So the Dorgan-McCain amendment in the health care reform legislation that presumably would have lowered prices per-dose or per-pill prices for prescription drug by allowing the importation of prescription meds form Canada and Western Europe was defeated 51-48 on Tuesday. As the Los Angeles Times reports:
The defeat of the drug importation proposal from a bipartisan group of lawmakers, which would have made it easier to import cheaper prescription drugs from Canada and Western Europe, was a crucial victory for Obama and the pharmaceutical industry.
The politically charged amendment had held up the Senate for a week and threatened to derail the whole healthcare bill.
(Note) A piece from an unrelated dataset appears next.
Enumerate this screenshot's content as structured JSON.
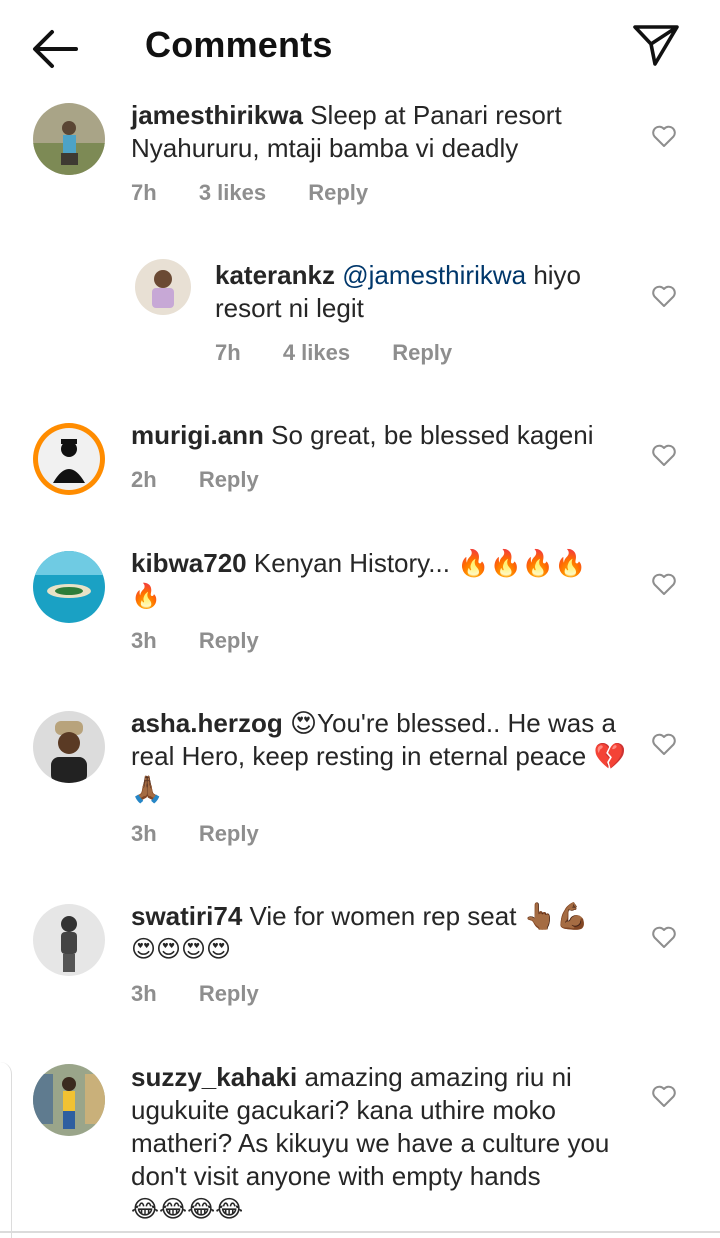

The vote on the amendment — cosponsored by Sens. Byron L. Dorgan (D-N.D.) and John McCain (R-Ariz.) — was 51 to 48, nine short of the 60 needed to pass.
Even if some get mad at me for saying so, I find this more dispiriting and irksome than the failure of the public option. (He said, ducking beneath his desk as rotten fruit soars overhead.) Seriously, and not to diminish the potential benefits of the public option, or for that matter the Medicare buy-in, this concession just smacks of naked surrender to one and only one industry: Big PHarma. At least with the public option and Medicare buy-in one can point to a variety of trade associations and other groups raising various and sometimes legitimate objections or caution flags. Here it’s just about maintaining ologoplistic market control for domestic drug sales. And I don’t want to hear about drug safety–this is Canada and Western Europe as exporters we’re talking about.
Doubly irksome is the fact this was sponsored by Dorgan–one of Obama’s biggest early supporters back in Iowa in late 2007 and early 2008–and McCain, who was Obama’s general election opponent. In other words, you can’t even dismiss this as some purportedly looney left provision, or something Sen. Bernie Birkenstocks tried to sneak past an unwitting Senate, for Dorgan and McCain are straight out of centrist casting. (Confession: I’ve been licking my chops all afternoon about dropping in that last turn of a phrase.) I mean, if you can’t get 60 votes for something supported by two senators of good faith who are viewed as decent brokers for centrists in their respective parties–and who supposedly hold sway on such things–well, then that just testifies to the powers allayed against that provision.
Triply irksome is that one of the key powers allayed against it, in the end, was Obama himself. He reversed field once the pharmas threatened to withdraw support for the overall package. I know, I know: realpolitik means cutting the deals to get the overall package thru, and “everybody can’t get everything they want,” as the refrain this week goes. But c’mon: this is a perfect example of the “special interest politics” for which “hope and change” was very expressly and quite repeated promised as–can’t help myself again–the antidote.
Quadruply irksome, but not at all surprising? This release from MAPlight.org, showing that senators who opposed allowing imports received on average 66 percent more in campaign contributions from the pharmaceutical industry than those who voted for the amending to allow imports; among Democrats only, the figure is even a big higher (70 percent).
I’ve got a headache. Can somebody mail me an cheap bottle of aspirin from Toronto?